Not deviant from the essence, neither being mind alone,
Absolute indivisible, free of color or form
Her miracles mere magic, fitting each being’s mind;
She manifests, She the ferocious Glory Goddess!
Fierce maker, Fierce Being, her reality is ferocious
Chief Lady of the retinue of the fierce,
Her symbolic body a glistening dark black!
I bow to the all-terrifying Mother Goddess!
Fiercely pray free of diseases, demons, foes and obstructions! 
Palden Lhamo’s Lama beautifully sung (non-traditional) by Mahayana Dharmaraja:
A Palden Lhamo Tea Ceremony
Although the raw power of Palden Lhamo’s practice requires teacher guidance and initiation, certainly for Sadhana practices, many Tibetan Buddhists never-the-less make offerings to the Dark Mother ShriDevi in the form of tea ceremony to ask for Her blessings, help, protection, and prosperity. Like any mother, Palden Lhamo will freely give help to Her children.
On the FPMT site, where there is a downloadble PDF of the Serkyem Golden Libation Offering to the Glorious Goddess Palden Lhamo, it specifies:
“This practice requires the student to have permission/empowerment received from a qualified master in order to engage in the self-generation of the deity. However, it is permitted to do this practice without such an empowerment as long as you do not generate yourself as the deity. Instead, you should generate the deity at the crown of your head or in front of you instead of self-generation.”
Basically, you symbolically bless dark tea and pour into a cup (with a layer of rice or grains) within a bowl (Serkyem). By deliberately overflowing the tea cup into the bowl, you express abundant merits and virtues, the overflowing nectar of bliss. In the tea cup you symbolically heap a teaspoon or so of five grains, again representing abundance and prosperity. Tea is used because in ancient times it was quite precious. In theory, any valuable liquid would be fine, although the hot tea is best as heat represents your requests for swift help.
Palden Lhamo Prayer, chanted:
A very short form of the tea offering, which can be used with any tea with cup and bowl:
I go for refuge until I am enlightened
To the Buddha, the Dharma and the Supreme Assembly.
By my merit from giving and other perfections,
May I become a Buddha in order to benefit all sentient beings.
WISHING AND REQUESTING
For myself and all sentient beings, from here until eternity,
I wish for us to never be separate from our secret female dakini.
And whenever any obstacles arise,
Please remove them and grant us your protection.
Pour tea into cup while reciting mantra, allowing it to overflow into the bowl:

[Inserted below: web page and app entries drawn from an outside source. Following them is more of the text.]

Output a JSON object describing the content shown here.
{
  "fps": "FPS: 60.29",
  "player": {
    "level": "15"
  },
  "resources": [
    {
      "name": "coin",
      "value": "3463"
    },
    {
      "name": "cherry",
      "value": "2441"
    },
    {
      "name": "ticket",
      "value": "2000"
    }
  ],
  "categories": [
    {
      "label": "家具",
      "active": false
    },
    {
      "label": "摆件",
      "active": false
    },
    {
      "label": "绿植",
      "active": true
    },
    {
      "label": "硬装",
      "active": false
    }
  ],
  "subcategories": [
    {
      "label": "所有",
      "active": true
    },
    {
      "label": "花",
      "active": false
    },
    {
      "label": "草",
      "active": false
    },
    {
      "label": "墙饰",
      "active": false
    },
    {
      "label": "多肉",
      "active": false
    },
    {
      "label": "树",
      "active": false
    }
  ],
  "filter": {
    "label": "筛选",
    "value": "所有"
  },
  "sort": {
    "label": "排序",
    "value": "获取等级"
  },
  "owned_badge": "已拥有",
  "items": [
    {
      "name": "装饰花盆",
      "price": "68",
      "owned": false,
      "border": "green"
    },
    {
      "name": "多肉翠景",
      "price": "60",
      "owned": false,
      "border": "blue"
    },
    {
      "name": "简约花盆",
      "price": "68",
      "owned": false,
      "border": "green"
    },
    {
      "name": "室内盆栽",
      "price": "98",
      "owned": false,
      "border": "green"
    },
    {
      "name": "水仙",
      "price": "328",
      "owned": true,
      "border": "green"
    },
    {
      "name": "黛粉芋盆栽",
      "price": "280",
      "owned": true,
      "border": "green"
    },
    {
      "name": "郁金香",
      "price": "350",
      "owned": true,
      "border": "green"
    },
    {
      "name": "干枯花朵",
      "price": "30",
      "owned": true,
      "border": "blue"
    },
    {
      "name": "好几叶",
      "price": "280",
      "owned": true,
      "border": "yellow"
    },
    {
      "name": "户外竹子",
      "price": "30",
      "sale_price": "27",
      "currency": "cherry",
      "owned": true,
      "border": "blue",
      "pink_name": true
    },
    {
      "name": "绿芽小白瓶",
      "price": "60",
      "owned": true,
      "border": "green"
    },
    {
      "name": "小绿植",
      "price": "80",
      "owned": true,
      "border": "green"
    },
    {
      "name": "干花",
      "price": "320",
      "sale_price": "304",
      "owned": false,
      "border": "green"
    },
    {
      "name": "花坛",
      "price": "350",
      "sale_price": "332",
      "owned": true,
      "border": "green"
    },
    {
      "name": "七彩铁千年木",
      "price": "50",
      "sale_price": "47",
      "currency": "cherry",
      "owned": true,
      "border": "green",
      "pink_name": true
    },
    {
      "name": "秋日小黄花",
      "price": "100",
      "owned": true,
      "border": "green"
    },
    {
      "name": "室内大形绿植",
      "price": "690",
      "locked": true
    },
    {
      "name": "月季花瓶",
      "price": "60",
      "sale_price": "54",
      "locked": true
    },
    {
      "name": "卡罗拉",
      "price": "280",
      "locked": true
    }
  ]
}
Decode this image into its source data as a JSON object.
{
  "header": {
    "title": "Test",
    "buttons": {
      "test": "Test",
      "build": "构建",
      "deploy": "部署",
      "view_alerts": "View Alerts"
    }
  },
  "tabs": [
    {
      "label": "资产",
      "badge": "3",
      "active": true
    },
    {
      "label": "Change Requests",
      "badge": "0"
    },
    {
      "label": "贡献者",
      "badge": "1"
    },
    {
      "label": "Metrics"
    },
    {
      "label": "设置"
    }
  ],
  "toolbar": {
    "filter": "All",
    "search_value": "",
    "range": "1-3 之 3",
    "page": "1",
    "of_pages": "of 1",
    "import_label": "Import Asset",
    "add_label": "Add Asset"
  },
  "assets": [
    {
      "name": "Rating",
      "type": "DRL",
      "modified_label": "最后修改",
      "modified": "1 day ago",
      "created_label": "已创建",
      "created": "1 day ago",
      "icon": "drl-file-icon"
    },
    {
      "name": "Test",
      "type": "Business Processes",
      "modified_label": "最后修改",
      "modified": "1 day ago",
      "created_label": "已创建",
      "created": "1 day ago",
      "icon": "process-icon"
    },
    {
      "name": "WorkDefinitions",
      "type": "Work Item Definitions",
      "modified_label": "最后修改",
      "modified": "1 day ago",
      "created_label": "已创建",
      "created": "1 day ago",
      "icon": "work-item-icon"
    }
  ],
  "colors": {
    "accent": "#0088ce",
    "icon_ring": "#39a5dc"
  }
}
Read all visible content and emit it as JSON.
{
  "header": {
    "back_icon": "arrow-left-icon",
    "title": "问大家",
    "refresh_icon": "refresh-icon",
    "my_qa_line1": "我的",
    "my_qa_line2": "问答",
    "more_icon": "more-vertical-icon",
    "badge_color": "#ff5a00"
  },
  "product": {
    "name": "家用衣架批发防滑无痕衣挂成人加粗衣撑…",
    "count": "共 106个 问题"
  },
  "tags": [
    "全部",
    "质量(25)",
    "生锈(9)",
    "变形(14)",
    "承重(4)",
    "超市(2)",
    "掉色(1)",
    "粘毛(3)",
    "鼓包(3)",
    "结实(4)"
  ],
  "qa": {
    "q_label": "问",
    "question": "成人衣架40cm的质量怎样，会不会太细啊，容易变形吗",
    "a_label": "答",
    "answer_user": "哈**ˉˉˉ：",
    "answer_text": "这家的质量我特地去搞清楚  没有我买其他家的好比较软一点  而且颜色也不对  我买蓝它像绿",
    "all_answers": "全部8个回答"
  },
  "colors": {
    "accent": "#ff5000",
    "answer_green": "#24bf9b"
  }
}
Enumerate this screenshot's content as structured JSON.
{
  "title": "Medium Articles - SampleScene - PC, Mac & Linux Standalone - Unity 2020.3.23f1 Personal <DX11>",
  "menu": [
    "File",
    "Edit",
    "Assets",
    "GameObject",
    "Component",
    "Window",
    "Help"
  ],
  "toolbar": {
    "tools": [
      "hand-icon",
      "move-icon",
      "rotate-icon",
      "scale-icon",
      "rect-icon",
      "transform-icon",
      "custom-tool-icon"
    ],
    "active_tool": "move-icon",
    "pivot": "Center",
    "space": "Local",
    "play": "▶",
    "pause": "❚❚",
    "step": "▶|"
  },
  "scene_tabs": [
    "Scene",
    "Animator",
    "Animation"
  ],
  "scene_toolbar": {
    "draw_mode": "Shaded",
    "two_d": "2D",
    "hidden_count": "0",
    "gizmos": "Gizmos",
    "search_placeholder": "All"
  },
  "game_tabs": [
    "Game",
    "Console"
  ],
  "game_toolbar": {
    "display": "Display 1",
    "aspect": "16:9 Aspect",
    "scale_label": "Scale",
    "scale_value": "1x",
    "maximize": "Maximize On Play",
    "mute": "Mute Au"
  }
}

PANDEN LHAMO’S MANTRA
JO RAMO JO RAMO JO JO RAMO THUN JO KALA RA CHEN MO RAMO ACHA DACHA THUN JO RULU RULU HUNG JO HUNG
OR the Sanskrit version:
BHYOH RAKMO BHYOH RAKMO BHYOH BYHOH RAKMO TUN BHYOH KHALARAK
CHENMO RAKMO ABYA TABYA TUN BHYOH RULU RULU HUM BHYOH HUM
You could then make your wishes, requests out loud, and then continue reciting the mantra while visualizing Palden Lhamo in FRONT of you (unless you have initiation), for as long as you can.
As with all Buddhist practices, you normally end by dedicating the merit:
I dedicate the merit of this practice to the cause for enlightenment for the benefit of all beings.
NOTE: It is important to take the offering tea outside to a clean place and offer it to “nature” rather than flushing it down the drain (which is somewhat inauspicious and certainly disrespectful.)
For more elaborate practices, and in general for wrathful protectors, a teacher is recommended along with initiation and teachings.
 The Psychology of Buddhist Tantra, Rob Preece
 The Panden Lhamo Tea Ceremony from Losang Samtem. Losang Samten is spiritual director of the Tibetan Buddhist Center of Philadelphia, Chenrezig Tibetan Buddhist Center of Middletown, Connecticut, Chenrezig Himalayan Cultural Center of El Paso, Texas, and a frequent visitor and teacher in Lake Tahoe and Chico, CA, as well as in Canada. He travels extensively, sharing his knowledge of Buddhist philosophy and meditation, as well as his skill in Tibetan ritual arts. Download PDF>>
 Female Deities in Buddhism, Vessantara
 Essential Tibetan Buddhism, Robert Thurman, HarperCollins, San Francisco 1996
 Losang Samten
 The Handbook of Tibetan Buddhist Symbols, page 128, Serinda Publications